On 25 March 2021, the Working Group on Sterling Risk-Free Reference Rates (Working Group) published the minutes from its virtual meeting held on 23 February 2021.
Key points in the minutes include:
- PRA representatives indicated that supervisory oversight would intensify over the coming weeks and months, with an active meeting programme and monitoring in place to see firms make progress in line with industry milestones.
- The lending market was noted as a more challenging area than other segments. The PRA was monitoring firms’ preparation and saw that compounded in arrears SONIA was actively being used across bi-lateral, syndicated and multi-currency deals. However, data from Q4 2020 suggested less than 20% of new commercial lending was taking place on a ‘day 1’ SONIA basis. This was not a volume that gave the PRA comfort that all firms had made the necessary preparations to meet the Q1 2021 GBP lending milestone.
- The PRA had been made aware of some firms in syndicates holding back progress by advising clients to remain on LIBOR. There was a strong message from the PRA that they would not allow these firms to act as a brake on transition. Long lead times for the necessary changes had already been accounted for through staggered milestones, with an end-Q3 2020 target of firms to actively offer alternatives ahead of ceasing GBP LIBOR issuance at end-Q1 2021.

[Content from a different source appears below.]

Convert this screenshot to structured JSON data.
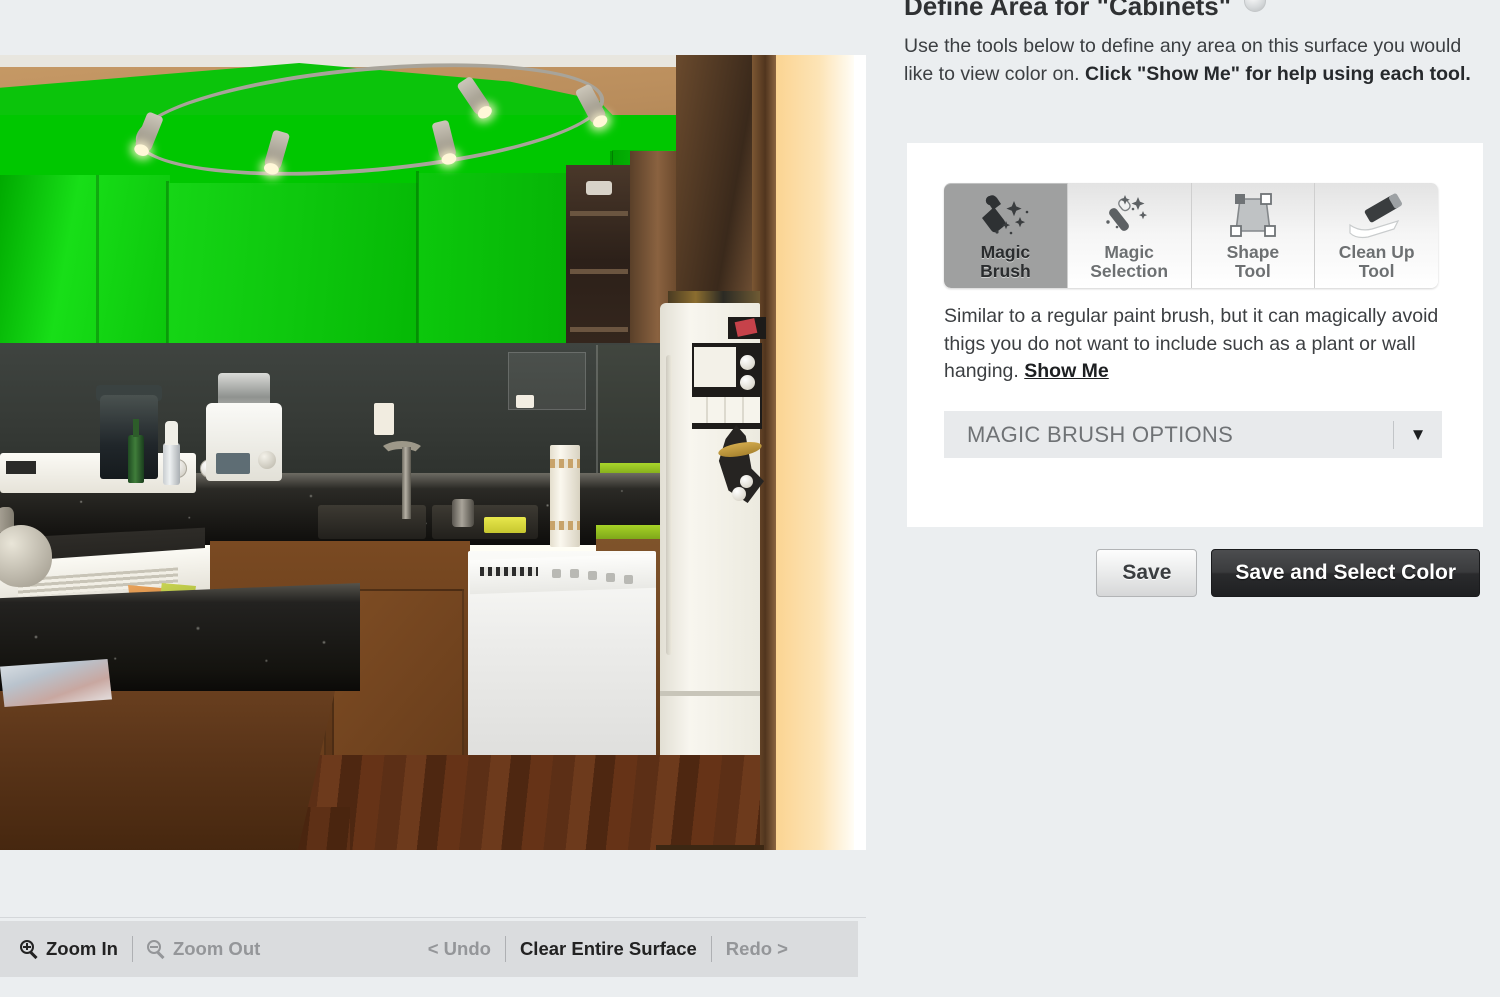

- In relation to legacy contracts, the PRA’s expectation was that wherever possible all legacy LIBOR contracts would be amended to include at least a contractually robust fallback, or preferably an agreed conversion to an alternative rate no later than the end of 2021.
- Within syndicated lending markets, the PRA expected the lead arranger to proactively consult with other banks on a timeline consistent with Working Group milestones. Lead arrangers and syndicate members should make their supervisors aware if they were not receiving satisfactory engagement.
- Firms would need to ensure they considered the increasing conduct risks associated with continued offering of LIBOR products especially where liquidity in these products was likely to deteriorate. The FCA noted that moving away from LIBOR was the most effective way to mitigate conduct concerns and would challenge firms where it believed they should be doing more to shift business away from LIBOR. The FCA and the PRA would act on intelligence where syndicates were not shifting away from GBP LIBOR and the FCA had already had conversations on this with some participants of a syndicate deal that closes in Q2 2021.
- The Bank of England (BoE) highlighted that examples of multi-currency deals were already in place with a robust non-LIBOR sterling leg, demonstrating its feasibility. It was recognised that the lead bank may be booking the deal outside of the UK, but to the extent they were part of a regulated group in the UK, supervisors would take a dim view on them not following Working Group guidelines. While some differences in currency timelines were recognised, messaging from US regulators and the Alternative Reference Rates Committee had also highlighted that USD LIBOR should stop being used as soon as practicable.
- A BoE representative noted the Working Group’s messaging to date could be summarised in two tiers – that robust fallbacks should be put in place to the greatest extent possible to provide a backstop, and that ideally contracts would be actively transitioned where possible.